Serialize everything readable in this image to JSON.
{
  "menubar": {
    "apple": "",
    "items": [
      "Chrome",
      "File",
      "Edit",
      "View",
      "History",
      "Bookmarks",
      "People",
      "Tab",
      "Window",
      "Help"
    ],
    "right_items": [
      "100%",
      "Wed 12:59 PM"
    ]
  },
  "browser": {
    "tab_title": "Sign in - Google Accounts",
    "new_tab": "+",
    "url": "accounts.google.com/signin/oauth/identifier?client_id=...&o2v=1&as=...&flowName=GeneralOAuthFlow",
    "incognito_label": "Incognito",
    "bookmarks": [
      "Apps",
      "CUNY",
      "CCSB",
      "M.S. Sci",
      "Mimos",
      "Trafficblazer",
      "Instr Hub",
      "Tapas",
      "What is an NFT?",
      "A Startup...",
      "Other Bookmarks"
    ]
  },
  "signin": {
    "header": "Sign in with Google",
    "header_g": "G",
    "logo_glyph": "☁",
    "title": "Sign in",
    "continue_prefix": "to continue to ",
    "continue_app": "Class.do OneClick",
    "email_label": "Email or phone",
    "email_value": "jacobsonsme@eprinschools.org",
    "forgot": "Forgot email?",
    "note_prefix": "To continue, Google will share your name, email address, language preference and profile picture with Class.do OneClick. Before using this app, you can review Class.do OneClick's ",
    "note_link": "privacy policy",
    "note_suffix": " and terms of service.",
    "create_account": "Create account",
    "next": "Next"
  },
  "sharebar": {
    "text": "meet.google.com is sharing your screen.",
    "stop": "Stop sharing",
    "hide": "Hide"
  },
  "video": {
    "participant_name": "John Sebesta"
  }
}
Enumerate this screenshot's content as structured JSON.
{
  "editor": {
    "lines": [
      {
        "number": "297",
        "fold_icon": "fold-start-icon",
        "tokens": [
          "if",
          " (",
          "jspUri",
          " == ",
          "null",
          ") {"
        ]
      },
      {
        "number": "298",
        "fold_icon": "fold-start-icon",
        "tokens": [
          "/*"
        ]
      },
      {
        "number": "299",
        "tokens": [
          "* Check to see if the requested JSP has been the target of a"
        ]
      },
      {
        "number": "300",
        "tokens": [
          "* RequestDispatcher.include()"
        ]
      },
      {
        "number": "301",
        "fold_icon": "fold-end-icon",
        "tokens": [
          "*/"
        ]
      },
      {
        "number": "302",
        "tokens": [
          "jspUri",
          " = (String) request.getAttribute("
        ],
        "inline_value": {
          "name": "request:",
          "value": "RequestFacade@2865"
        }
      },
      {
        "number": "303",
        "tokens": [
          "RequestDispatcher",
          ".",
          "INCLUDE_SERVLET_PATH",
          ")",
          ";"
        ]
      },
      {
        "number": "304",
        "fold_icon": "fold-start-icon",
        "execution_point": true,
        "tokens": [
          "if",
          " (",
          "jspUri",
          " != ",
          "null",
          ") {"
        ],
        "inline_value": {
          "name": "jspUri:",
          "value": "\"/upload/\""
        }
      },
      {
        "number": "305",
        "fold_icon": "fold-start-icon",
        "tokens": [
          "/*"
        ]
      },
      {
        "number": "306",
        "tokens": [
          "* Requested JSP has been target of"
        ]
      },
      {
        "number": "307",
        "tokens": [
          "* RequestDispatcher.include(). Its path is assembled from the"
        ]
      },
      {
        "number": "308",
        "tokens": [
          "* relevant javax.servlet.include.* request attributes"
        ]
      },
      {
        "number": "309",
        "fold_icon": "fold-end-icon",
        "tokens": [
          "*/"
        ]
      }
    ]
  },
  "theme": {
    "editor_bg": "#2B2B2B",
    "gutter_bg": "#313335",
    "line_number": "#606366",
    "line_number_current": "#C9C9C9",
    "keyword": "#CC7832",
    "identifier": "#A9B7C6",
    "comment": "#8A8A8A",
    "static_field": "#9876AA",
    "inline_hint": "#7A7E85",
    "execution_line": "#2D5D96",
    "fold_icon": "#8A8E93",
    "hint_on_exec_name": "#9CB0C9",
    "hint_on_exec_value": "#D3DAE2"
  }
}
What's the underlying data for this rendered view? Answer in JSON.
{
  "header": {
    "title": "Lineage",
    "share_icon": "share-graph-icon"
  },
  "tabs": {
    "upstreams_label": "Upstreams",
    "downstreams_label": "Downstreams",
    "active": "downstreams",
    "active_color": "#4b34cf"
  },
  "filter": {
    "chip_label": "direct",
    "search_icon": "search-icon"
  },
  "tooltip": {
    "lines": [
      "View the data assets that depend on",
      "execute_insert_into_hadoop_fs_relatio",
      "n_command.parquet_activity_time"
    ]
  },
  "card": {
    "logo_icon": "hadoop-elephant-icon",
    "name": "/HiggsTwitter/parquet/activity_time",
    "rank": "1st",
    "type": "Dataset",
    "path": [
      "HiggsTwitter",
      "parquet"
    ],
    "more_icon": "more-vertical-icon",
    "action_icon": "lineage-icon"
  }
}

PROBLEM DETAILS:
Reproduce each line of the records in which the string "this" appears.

EXERCISE RESPONSE:
Serialize everything readable in this image to JSON.
    "note_prefix": "To continue, Google will share your name, email address, language preference and profile picture with Class.do OneClick. Before using this app, you can review Class.do OneClick's ",
Enumerate this screenshot's content as structured JSON.
What's the underlying data for this rendered view? Answer in JSON.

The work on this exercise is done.